Arlene Sharpe is the George Fabyan Professor of Comparative Pathology and Chair of the Department of Immunology at Harvard Medical School. She is also the Leader of the Cancer Immunology Program at the Dana-Farber/Harvard Cancer Center and Co-Director of the Evergrande Center for Immunological Diseases at Harvard Medical School and Brigham and Women’s Hospital. Jedd Wolchok is the Lloyd J. Old/Virginia and Daniel K. Ludwig Chair in Clinical Investigation and Chief, Melanoma & Immunotherapeutics Service at Memorial Sloan Kettering Cancer Center. He is also the Director of the Parker Institute for Cancer Immunotherapy at Memorial Sloan Kettering Cancer Center, Associate Director of the Ludwig Center for Cancer Immunotherapy, and a member of the Weill Cornell Graduate School of Medical Sciences. The full profiles of the two new editors can be found below.
Arlene Sharpe, MD, PhD is the George Fabyan Professor of Comparative Pathology, Chair of the Department of Immunology at Harvard Medical School, and Co-Director of the Evergrande Center for Immunological Diseases at Harvard Medical School and Brigham and Women’s Hospital. Dr. Sharpe earned her AB from Harvard University and her MD and PhD degrees from Harvard Medical School. She completed residency training in Pathology at Brigham and Women’s Hospital and is board certified in Anatomical Pathology. Dr. Sharpe is a leader in the field of T cell costimulation. Her laboratory has discovered and elucidated functions of T cell costimulatory pathways, including the immunoinhibitory functions of the CTLA-4 and PD-1 pathways, which are targets for cancer immunotherapy. Her laboratory currently investigates roles of T cell costimulatory pathways in cancer, autoimmunity, and infection. Dr. Sharpe has published over 300 papers and was listed by Thomson Reuters as one of the most Highly Cited Researchers (top 1%) in 2014–2018 and a 2016 Citation Laureate. She received the William B. Coley Award for Distinguished Research in Tumor Immunology in 2014 and the Warren Alpert Foundation Prize in 2017 for her contributions to the discovery of PD-1 pathway. Dr. Sharpe is an elected member of the National Academy of Sciences and National Academy of Medicine and a Fellow of the American Association for Cancer Research.
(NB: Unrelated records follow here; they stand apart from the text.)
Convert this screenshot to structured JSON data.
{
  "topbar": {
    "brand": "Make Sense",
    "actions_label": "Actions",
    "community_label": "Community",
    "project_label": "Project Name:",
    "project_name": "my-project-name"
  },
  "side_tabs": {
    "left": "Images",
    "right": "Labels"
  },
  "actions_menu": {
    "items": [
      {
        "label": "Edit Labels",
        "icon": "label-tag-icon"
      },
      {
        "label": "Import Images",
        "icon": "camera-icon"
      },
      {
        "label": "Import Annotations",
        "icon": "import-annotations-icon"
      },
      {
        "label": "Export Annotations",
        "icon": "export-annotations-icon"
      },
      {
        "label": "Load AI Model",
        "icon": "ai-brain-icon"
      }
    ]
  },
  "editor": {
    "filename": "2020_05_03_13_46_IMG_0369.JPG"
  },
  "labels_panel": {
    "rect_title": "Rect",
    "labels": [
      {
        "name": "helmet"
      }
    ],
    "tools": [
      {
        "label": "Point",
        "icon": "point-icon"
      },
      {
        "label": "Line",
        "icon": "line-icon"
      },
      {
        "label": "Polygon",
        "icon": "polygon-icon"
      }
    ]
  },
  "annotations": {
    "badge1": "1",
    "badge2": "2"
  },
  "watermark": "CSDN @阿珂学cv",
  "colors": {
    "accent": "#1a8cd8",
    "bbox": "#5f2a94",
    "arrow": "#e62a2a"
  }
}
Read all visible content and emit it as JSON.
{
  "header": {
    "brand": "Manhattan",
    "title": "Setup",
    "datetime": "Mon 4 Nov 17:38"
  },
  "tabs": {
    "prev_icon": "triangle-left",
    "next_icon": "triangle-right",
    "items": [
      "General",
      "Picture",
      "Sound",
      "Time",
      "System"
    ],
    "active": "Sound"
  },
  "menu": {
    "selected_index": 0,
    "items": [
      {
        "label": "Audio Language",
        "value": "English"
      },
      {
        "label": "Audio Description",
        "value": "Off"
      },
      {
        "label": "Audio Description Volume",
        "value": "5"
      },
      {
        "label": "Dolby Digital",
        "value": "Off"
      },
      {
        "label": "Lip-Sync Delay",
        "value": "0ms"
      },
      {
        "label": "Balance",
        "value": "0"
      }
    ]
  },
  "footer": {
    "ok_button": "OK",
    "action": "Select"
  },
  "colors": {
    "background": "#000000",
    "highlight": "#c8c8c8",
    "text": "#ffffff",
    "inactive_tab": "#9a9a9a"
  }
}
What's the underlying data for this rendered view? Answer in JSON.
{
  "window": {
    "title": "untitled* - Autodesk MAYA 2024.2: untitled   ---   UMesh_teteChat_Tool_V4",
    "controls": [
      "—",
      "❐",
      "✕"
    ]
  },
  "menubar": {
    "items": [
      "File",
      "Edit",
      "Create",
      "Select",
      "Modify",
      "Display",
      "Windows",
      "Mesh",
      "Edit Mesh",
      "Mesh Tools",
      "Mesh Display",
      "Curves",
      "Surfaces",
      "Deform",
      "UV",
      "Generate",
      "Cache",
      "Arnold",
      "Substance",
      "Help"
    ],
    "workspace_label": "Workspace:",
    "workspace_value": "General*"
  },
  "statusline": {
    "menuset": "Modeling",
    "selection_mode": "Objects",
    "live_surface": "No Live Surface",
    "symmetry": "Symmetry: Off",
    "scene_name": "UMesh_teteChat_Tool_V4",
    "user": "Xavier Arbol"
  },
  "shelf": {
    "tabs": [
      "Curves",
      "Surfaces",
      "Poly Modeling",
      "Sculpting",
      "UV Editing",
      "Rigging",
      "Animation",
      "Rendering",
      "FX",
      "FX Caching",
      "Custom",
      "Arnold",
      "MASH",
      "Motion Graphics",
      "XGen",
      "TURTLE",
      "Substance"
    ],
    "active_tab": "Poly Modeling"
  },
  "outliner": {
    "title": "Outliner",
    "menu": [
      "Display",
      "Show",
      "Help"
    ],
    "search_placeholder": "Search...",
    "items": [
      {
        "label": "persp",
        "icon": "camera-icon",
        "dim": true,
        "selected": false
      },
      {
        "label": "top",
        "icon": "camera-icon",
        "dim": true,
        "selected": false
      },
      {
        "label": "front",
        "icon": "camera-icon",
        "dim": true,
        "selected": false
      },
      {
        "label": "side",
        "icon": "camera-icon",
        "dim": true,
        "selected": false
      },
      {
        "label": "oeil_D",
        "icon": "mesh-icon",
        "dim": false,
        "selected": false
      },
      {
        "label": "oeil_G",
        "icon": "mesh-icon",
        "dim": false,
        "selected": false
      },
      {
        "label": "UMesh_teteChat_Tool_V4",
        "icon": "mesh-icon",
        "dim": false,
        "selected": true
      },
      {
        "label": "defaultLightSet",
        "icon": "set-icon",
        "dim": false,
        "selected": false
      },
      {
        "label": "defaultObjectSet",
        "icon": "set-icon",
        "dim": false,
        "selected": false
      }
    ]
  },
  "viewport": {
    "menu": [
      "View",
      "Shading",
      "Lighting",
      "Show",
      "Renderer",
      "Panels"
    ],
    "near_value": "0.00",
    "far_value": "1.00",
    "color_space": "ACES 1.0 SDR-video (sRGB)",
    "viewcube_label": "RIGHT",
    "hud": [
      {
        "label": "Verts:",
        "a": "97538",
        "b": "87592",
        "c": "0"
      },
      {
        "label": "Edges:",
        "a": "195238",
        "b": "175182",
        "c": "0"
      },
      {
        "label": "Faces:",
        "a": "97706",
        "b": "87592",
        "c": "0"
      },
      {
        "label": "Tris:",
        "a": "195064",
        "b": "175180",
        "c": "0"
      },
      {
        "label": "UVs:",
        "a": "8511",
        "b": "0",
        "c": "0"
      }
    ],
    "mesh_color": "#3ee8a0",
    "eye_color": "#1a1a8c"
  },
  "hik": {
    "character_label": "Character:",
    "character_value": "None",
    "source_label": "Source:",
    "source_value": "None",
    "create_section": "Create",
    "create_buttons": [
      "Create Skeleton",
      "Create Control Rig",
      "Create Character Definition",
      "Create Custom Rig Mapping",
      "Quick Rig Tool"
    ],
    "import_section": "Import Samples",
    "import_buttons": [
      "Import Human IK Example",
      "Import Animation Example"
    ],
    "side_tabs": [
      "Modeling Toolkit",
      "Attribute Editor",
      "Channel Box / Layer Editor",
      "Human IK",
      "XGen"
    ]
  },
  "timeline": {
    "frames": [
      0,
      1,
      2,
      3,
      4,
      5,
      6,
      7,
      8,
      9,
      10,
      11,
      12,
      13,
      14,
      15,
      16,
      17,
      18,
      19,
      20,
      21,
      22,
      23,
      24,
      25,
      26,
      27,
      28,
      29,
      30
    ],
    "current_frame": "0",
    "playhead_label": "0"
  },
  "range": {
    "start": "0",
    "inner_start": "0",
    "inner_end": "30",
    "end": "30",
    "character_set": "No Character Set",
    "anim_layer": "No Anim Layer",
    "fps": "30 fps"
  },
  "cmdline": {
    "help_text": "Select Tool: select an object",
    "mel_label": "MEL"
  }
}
Jedd Wolchok is Chief of the Melanoma Service and holds the Lloyd J. Old Chair in Clinical Investigation at Memorial Sloan Kettering Cancer Center. He is also head of the Swim Across America Ludwig Collaborative Laboratory, Associate Director of the Ludwig Center for Cancer Immunotherapy, SU2C–ACS Lung Cancer Dream Team Co-leader, and Director of the Parker Institute for Cancer Immunotherapy at Memorial Sloan Kettering Cancer Center. Dr. Wolchok is a clinician-scientist exploring innovative immunotherapeutic strategies in laboratory models and a principal investigator in numerous pivotal clinical trials. He specializes in the treatment of melanoma. The focus of his translational research laboratory is to investigate innovative means to modulate the immune response to cancer as well as to better understand the mechanistic basis for sensitivity and resistance to currently available immunotherapies.